It has happened despite Finance Minister AHM Mustafa Kamal’s announcement that agriculture was the second highest priority after the health sector this year.
In his budget speech yesterday, Mustafa said the pandemic has affected the agriculture sector in Bangladesh and the government puts the highest emphasis on addressing the adverse effects on the domestic sectors.
“One of the key priorities in post-Covid-19 economic recovery plan is to keep the momentum of agricultural production,” he said.
But how the government was going to put that “highest emphasis” and how it was going to keep up the momentum was not answered in the proposed budget.
Talking to The Daily Star, Dr Mustafizur Rahman, distinguished fellow of Centre for Policy Dialogue (CPD), said, “The government is only going to continue all the subsidies and incentives it provided in the agricultural sector last year.
“Initiatives needed to be taken so that farmers get fair prices for their produce. But we haven’t seen that in the proposed budget. Maybe it was assumed that the agriculture sector was not hit as hard as the SME and garment sectors were,” he said, adding that it was necessary to ensure food security in the country.
Abdus Sattar Mandal, former vice chancellor of Bangladesh Agricultural University, said the government should have announced a special stimulus package for farmers, like Tk 1,000 for each farmer who owns one acre of land.
Such an initiative would increase cash flow in the rural economy and help marginal farmers, he said.
The government could have allocated a Tk 2,000 crore fund in this regard. In India, they have already launched such programmes, he said.
Currently, there are 2.8 crore enlisted farmers with cards.
However, allocation of Tk 3,198 crore to promote farming mechanisation and reducing custom duty on importing parts of agriculture machineries would reduce the price of farming equipment and generate employment, he said.
“Many small businesses related to agriculture machineries will grow in the rural areas and generate employment,” Professor Sattar said.
About the allocation of Tk 5,000 crore for the agriculture refinancing scheme through Bangladesh Bank announced by the finance minister, Sattar said only the farmers who deal with banks would be able to avail the service.
“But most of the small farmers are illiterate and they would not be able to avail it as they remain out of the banking system,” he said.
Meanwhile, Dr Asaduzzman, senior researcher at Bangladesh Institute of Development Studies (BIDS), said the initiative of mechanisation in the agriculture sector would help farmers cultivate and harvest crops, but it might render thousands of farm labourers unemployed.
“Only allocation for machineries will not help small farmers as they would not be able to buy the farming machineries,” said Dr Asaduzzaman, adding that the machineries would help only those cultivating paddy.
“What about those cultivating vegetables and fish? How are they going to benefit from those equipment?” he asked.

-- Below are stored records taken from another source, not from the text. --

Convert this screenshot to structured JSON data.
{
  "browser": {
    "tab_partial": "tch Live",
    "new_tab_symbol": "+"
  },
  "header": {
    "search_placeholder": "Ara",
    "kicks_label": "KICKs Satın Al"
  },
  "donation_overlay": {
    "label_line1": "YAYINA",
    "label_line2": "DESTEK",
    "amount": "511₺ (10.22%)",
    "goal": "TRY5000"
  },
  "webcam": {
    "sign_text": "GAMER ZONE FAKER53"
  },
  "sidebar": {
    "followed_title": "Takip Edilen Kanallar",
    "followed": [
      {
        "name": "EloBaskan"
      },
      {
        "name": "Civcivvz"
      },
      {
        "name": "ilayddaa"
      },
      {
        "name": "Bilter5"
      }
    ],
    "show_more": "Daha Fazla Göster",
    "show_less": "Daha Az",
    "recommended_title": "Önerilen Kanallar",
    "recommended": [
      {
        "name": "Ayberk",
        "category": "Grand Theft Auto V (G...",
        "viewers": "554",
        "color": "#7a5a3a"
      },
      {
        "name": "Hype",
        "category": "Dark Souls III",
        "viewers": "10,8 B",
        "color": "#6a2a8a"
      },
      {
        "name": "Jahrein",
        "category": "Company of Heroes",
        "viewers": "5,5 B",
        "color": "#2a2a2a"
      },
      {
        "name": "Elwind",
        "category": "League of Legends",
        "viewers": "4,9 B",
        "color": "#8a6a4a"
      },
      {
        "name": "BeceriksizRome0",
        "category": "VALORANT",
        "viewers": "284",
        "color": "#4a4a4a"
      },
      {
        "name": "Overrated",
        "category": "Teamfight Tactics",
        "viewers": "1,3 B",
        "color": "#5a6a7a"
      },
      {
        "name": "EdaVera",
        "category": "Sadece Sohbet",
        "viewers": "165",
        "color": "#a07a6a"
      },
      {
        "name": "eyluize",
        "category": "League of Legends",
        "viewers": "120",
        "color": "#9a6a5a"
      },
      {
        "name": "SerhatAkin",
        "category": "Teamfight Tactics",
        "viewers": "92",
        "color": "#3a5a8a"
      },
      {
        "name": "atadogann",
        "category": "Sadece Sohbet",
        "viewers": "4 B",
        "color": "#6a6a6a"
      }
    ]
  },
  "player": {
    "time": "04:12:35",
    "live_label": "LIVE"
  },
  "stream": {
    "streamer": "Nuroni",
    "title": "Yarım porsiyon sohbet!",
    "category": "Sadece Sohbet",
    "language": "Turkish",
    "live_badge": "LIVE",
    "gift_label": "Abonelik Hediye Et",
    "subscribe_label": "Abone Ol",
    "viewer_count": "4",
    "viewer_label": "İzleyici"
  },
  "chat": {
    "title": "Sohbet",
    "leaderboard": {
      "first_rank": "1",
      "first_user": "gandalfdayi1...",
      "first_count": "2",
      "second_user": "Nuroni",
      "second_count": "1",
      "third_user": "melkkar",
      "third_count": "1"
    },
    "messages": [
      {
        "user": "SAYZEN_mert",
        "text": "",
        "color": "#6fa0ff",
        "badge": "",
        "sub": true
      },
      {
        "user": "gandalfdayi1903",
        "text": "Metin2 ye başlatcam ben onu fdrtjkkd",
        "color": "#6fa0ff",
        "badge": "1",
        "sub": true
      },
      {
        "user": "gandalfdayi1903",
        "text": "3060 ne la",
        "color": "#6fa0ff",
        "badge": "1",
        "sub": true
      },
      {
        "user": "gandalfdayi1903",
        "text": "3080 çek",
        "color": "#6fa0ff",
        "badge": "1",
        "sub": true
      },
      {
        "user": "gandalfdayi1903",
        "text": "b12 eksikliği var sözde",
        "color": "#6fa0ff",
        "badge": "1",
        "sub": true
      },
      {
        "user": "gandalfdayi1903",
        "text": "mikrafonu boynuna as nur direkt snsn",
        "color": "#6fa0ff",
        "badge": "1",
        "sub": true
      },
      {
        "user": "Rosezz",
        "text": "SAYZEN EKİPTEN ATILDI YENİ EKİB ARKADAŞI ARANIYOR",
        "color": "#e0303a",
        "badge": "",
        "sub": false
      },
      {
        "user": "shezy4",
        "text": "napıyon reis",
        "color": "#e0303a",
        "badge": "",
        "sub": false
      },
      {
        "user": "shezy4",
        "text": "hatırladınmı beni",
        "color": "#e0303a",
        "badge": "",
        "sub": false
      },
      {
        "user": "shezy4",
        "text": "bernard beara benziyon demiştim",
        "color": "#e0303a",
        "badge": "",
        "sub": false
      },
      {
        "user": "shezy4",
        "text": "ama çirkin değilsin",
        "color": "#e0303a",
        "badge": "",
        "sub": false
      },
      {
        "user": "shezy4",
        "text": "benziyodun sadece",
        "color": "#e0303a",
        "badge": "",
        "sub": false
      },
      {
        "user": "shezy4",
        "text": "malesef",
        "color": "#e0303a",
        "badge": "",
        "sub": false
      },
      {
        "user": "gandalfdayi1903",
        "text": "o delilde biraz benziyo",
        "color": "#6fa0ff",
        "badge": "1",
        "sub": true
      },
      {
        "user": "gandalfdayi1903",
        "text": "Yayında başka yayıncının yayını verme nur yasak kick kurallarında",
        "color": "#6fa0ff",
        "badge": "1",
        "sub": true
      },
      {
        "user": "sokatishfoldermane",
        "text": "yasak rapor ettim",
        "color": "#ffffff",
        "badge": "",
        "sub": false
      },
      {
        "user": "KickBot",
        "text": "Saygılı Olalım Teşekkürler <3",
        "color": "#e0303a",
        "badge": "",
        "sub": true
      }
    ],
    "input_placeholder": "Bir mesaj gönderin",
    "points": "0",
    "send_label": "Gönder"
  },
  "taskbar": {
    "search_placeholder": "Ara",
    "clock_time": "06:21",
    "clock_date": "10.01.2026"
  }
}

Rather, it was necessary to create agriculture business linkage, storage facilities for agro products and build a supply chain.
“Actually it was needed to think about the whole agricultural sector holistically,” he said.
Though the finance minister mentioned the prime minister’s directive to ensure that not even an inch of land is left uncultivated, he did not come up with any plans to ensure that happens in the coming fiscal year.
The government is, however, going to encourage onion farmers by increasing import duty on onion, so that local farmers get interested in growing onions.
Shykh Seraj, eminent agriculture expert, said the government emphasised on mechanisation of agriculture in the proposed budget.
“But I think the government should have emphasised on digitalisation of agriculture by now,” he said.